TRY IT: Nothing but the records themselves, exactly as written and free of pictures, should appear in your response.

RAW DATA:

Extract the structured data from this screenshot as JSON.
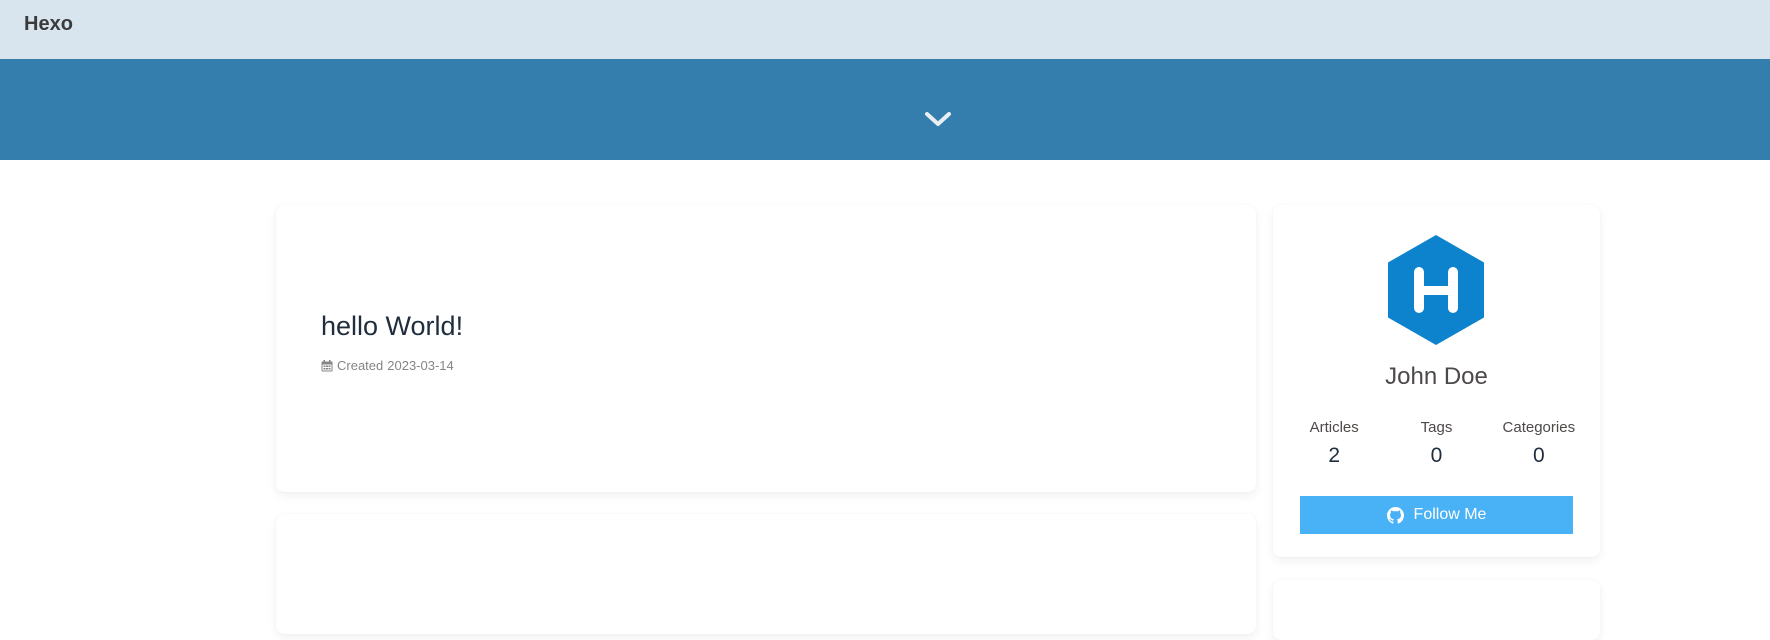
{
  "header": {
    "site_title": "Hexo"
  },
  "banner": {
    "icon": "chevron-down-icon"
  },
  "posts": [
    {
      "title": "hello World!",
      "meta_label": "Created",
      "date": "2023-03-14",
      "meta_icon": "calendar-icon"
    }
  ],
  "author": {
    "avatar_icon": "hexo-logo",
    "avatar_letter": "H",
    "name": "John Doe",
    "stats": [
      {
        "label": "Articles",
        "value": "2"
      },
      {
        "label": "Tags",
        "value": "0"
      },
      {
        "label": "Categories",
        "value": "0"
      }
    ],
    "follow_button": {
      "label": "Follow Me",
      "icon": "github-icon"
    }
  },
  "colors": {
    "topbar_bg": "#d8e5ef",
    "banner_bg": "#347ead",
    "button_bg": "#49b1f5",
    "avatar_bg": "#0e83cd"
  }
}
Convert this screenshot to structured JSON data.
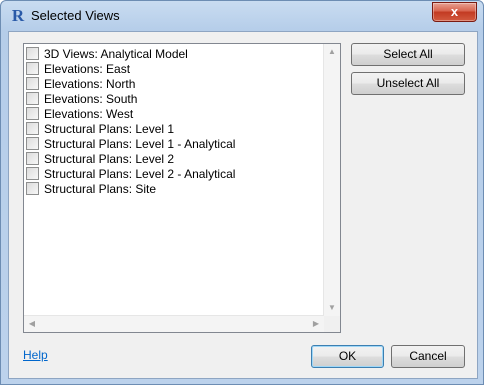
{
  "window": {
    "title": "Selected Views",
    "icon": "revit-r-icon",
    "icon_letter": "R",
    "close_label": "x"
  },
  "views_list": {
    "items": [
      {
        "label": "3D Views: Analytical Model",
        "checked": false
      },
      {
        "label": "Elevations: East",
        "checked": false
      },
      {
        "label": "Elevations: North",
        "checked": false
      },
      {
        "label": "Elevations: South",
        "checked": false
      },
      {
        "label": "Elevations: West",
        "checked": false
      },
      {
        "label": "Structural Plans: Level 1",
        "checked": false
      },
      {
        "label": "Structural Plans: Level 1 - Analytical",
        "checked": false
      },
      {
        "label": "Structural Plans: Level 2",
        "checked": false
      },
      {
        "label": "Structural Plans: Level 2 - Analytical",
        "checked": false
      },
      {
        "label": "Structural Plans: Site",
        "checked": false
      }
    ]
  },
  "buttons": {
    "select_all": "Select All",
    "unselect_all": "Unselect All",
    "ok": "OK",
    "cancel": "Cancel"
  },
  "footer": {
    "help_label": "Help"
  },
  "colors": {
    "link": "#0066cc",
    "close_button": "#c23a22",
    "title_bar": "#b5cde9"
  }
}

WRITTEN REPLY:
Extract the structured data from this screenshot as JSON.
{
  "header": {
    "site_title": "Hexo"
  },
  "banner": {
    "icon": "chevron-down-icon"
  },
  "posts": [
    {
      "title": "hello World!",
      "meta_label": "Created",
      "date": "2023-03-14",
      "meta_icon": "calendar-icon"
    }
  ],
  "author": {
    "avatar_icon": "hexo-logo",
    "avatar_letter": "H",
    "name": "John Doe",
    "stats": [
      {
        "label": "Articles",
        "value": "2"
      },
      {
        "label": "Tags",
        "value": "0"
      },
      {
        "label": "Categories",
        "value": "0"
      }
    ],
    "follow_button": {
      "label": "Follow Me",
      "icon": "github-icon"
    }
  },
  "colors": {
    "topbar_bg": "#d8e5ef",
    "banner_bg": "#347ead",
    "button_bg": "#49b1f5",
    "avatar_bg": "#0e83cd"
  }
}
Convert this screenshot to structured JSON data.
{
  "window": {
    "title": "Selected Views",
    "icon": "revit-r-icon",
    "icon_letter": "R",
    "close_label": "x"
  },
  "views_list": {
    "items": [
      {
        "label": "3D Views: Analytical Model",
        "checked": false
      },
      {
        "label": "Elevations: East",
        "checked": false
      },
      {
        "label": "Elevations: North",
        "checked": false
      },
      {
        "label": "Elevations: South",
        "checked": false
      },
      {
        "label": "Elevations: West",
        "checked": false
      },
      {
        "label": "Structural Plans: Level 1",
        "checked": false
      },
      {
        "label": "Structural Plans: Level 1 - Analytical",
        "checked": false
      },
      {
        "label": "Structural Plans: Level 2",
        "checked": false
      },
      {
        "label": "Structural Plans: Level 2 - Analytical",
        "checked": false
      },
      {
        "label": "Structural Plans: Site",
        "checked": false
      }
    ]
  },
  "buttons": {
    "select_all": "Select All",
    "unselect_all": "Unselect All",
    "ok": "OK",
    "cancel": "Cancel"
  },
  "footer": {
    "help_label": "Help"
  },
  "colors": {
    "link": "#0066cc",
    "close_button": "#c23a22",
    "title_bar": "#b5cde9"
  }
}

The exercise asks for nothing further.